On December 18, Twitter began halting such rants through its new community standards. So far, accounts associated with American Renaissance, Britain First, the American Nazi Party, the Traditionalist Worker Party, the League of the South, the New Black Panther Party and Nordic Frontier have been suspended.

This #TwitterPurge will likely only increase in 2018. As we’ve seen with any number of attacks on free speech, the push back tends to ricochet. And, yes, this is a free speech issue.

Any threads that can be traced to violence are grounds for having an account suspended, an understandable decision. But how far this will go, and whose account might be next, is a bit trickier. Any post that Twitter deems to “threaten or harass other people on the basis of race, ethnicity, national origin, sexual orientation, gender, gender identity, religious affiliation, age, disability or serious disease” are subject to suspension.
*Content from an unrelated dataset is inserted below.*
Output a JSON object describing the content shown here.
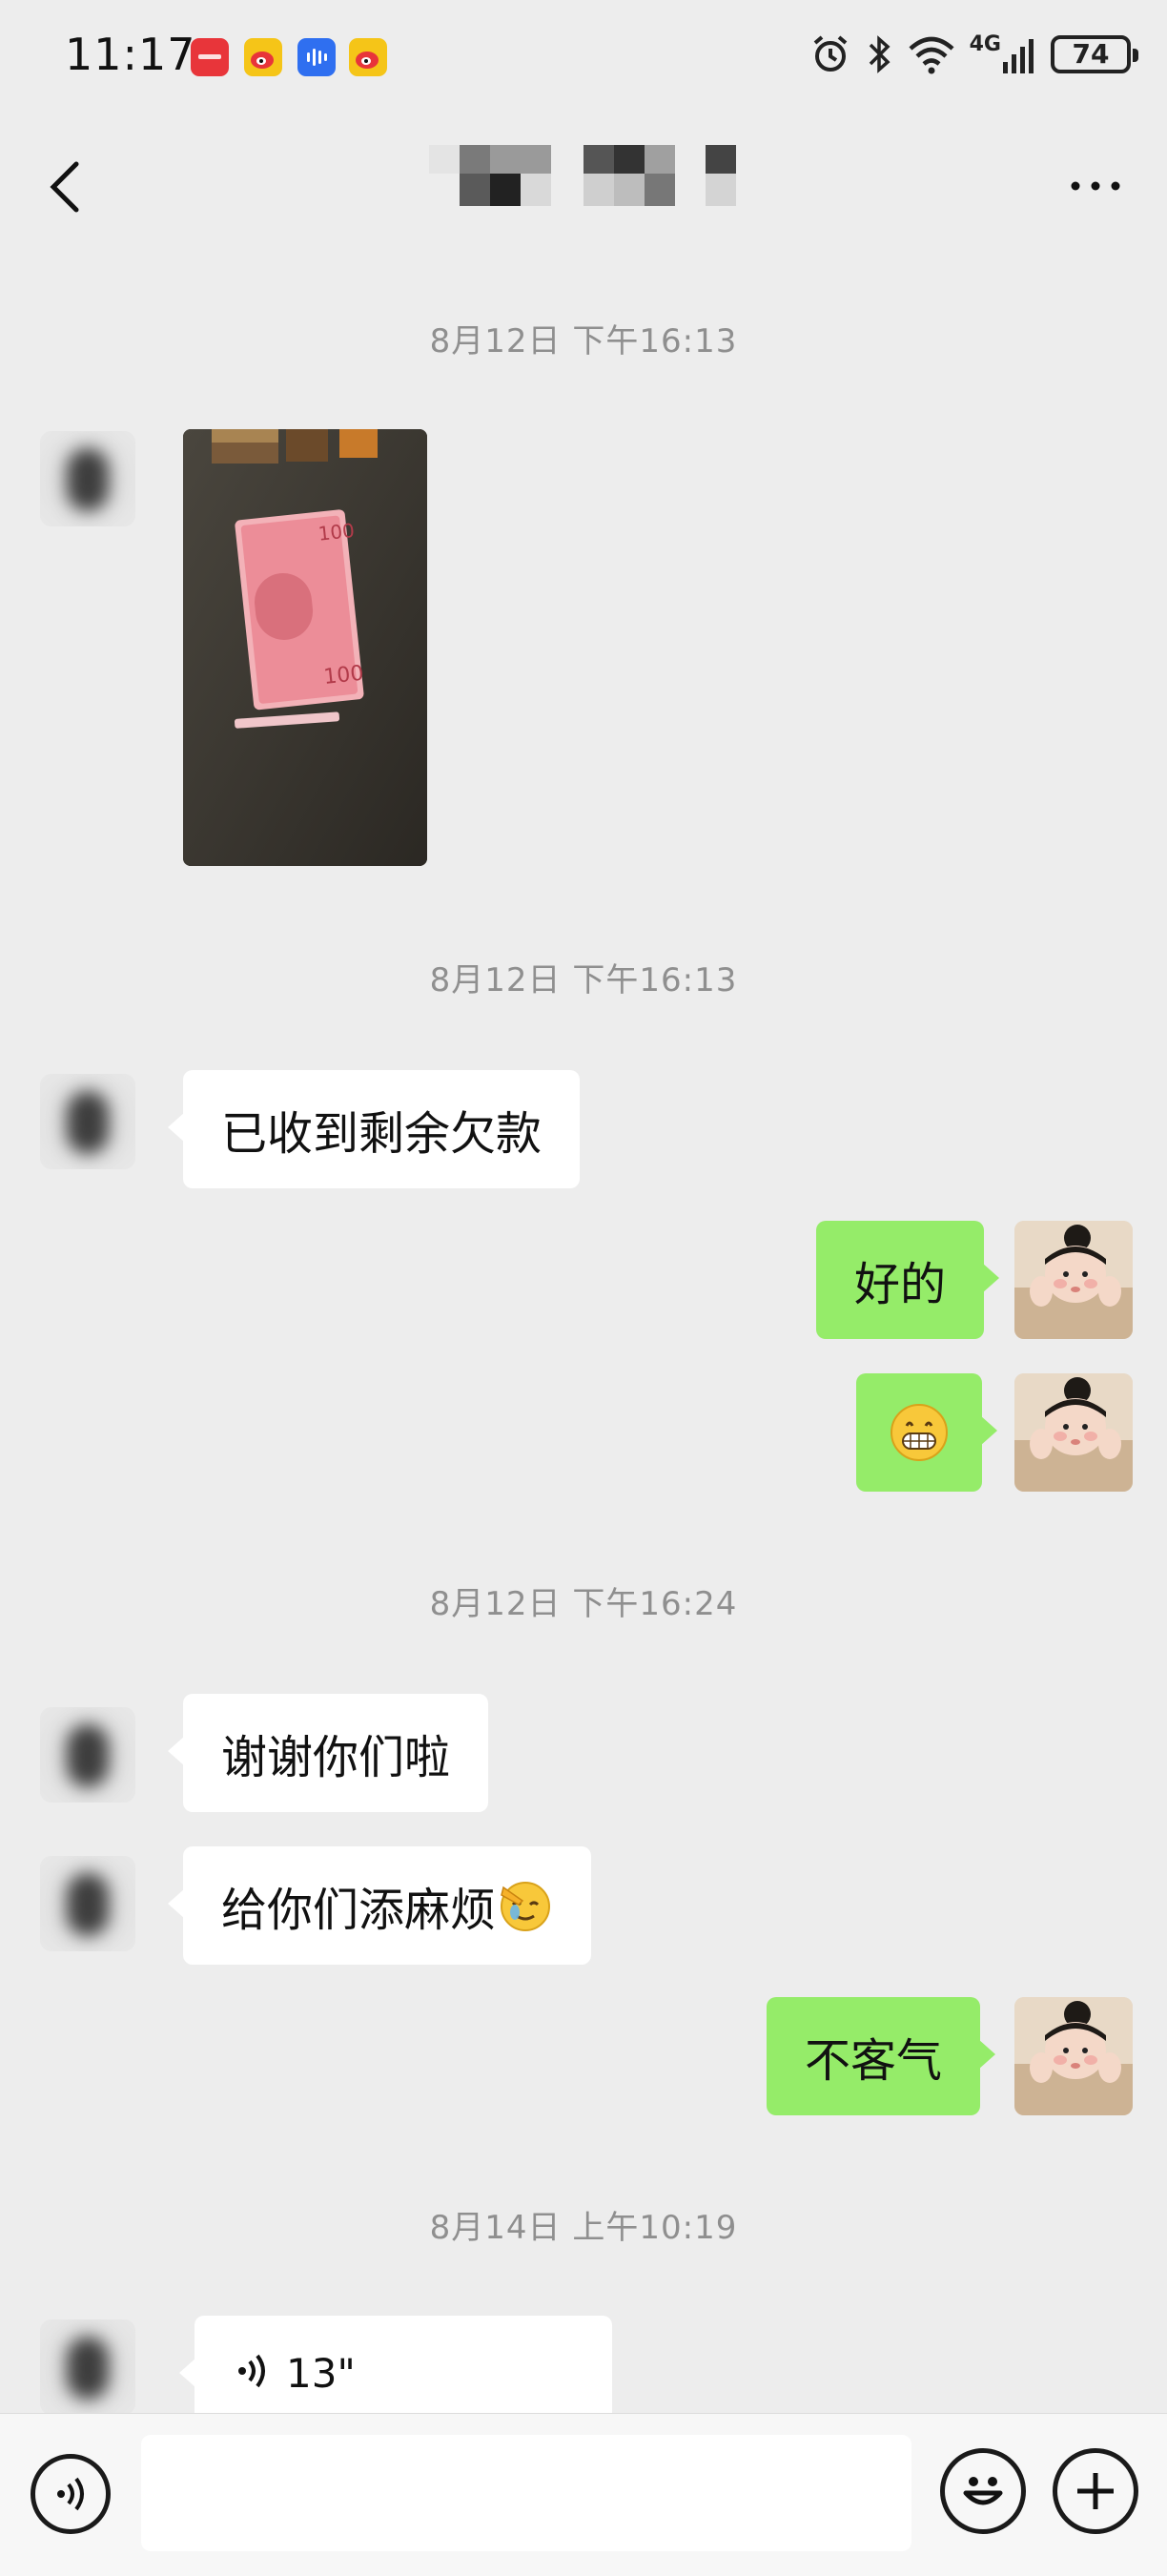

The danger of this new policy might not be immediately obvious.

Hate shoved underground doesn’t dissipate. It settles in to root. And, as any good gardener knows, the roots of an invasive plant can scurry underground for years, deviating and twisting until they pop up where you least expect to find them. We’ve seen it happened before.

The hateful militancy on display in Charlottesville is traceable to antecedents in the 1990s. The explosion of the Alfred P. Murrah federal building in Oklahoma City in 1995 is significant to the timeline. There is a hauntingly beautiful memorial now on the site, an empty chair for each of the 168 victims, many of them children from the daycare center that was blown apart by the truck bomb.

Timothy McVeigh, who was executed for the murders, devised his scheme to avenge the government siege of a heavily armed, anti-government, white supremacist family at Ruby Ridge, Idaho, in 1992 and to avenge the more deadly federal siege of the Branch Davidian compound in Waco, Texas, in 1993.

After Oklahoma City, much of this counterculture movement went underground. A whole mishmash of white nationalists, anti-government sovereign citizens and pseudo-military groups began to form, but largely out of public view.

The nation further took its eye off of such domestic terrorism after Sept. 11, believing that foreign terrorists were the more urgent threat.

We should be concerned about what these folks might do in the future, nursing their rage at being sidelined from a social media platform that has done so much to lend them a more prominent public profile.

Already there is evidence that they have merely switched to other platforms. Many others are readily available to them.

As unsettling as it may be to contemplate, right-wing extremists have done much to shape debate in common discourse, be it on immigration enforcement, the Black Lives Matter movement, NFL players taking a knee in solidarity, the dominance of English vs. foreign languages, and who is allowed to speak at college campuses.

The public needs to be informed, aware and engaged. They must grasp how extreme views can infect the wider discourse.

Charlottesville was targeted by racists over the issue of removing Confederate monuments. Reasonable people can disagree on that issue. But they need to also be aware of how nuanced, informed views can be overtaken by emotional and incendiary provocation.

And to do that, we have to be able to see where those prone to violence, to extreme views that no American should stand for, express themselves.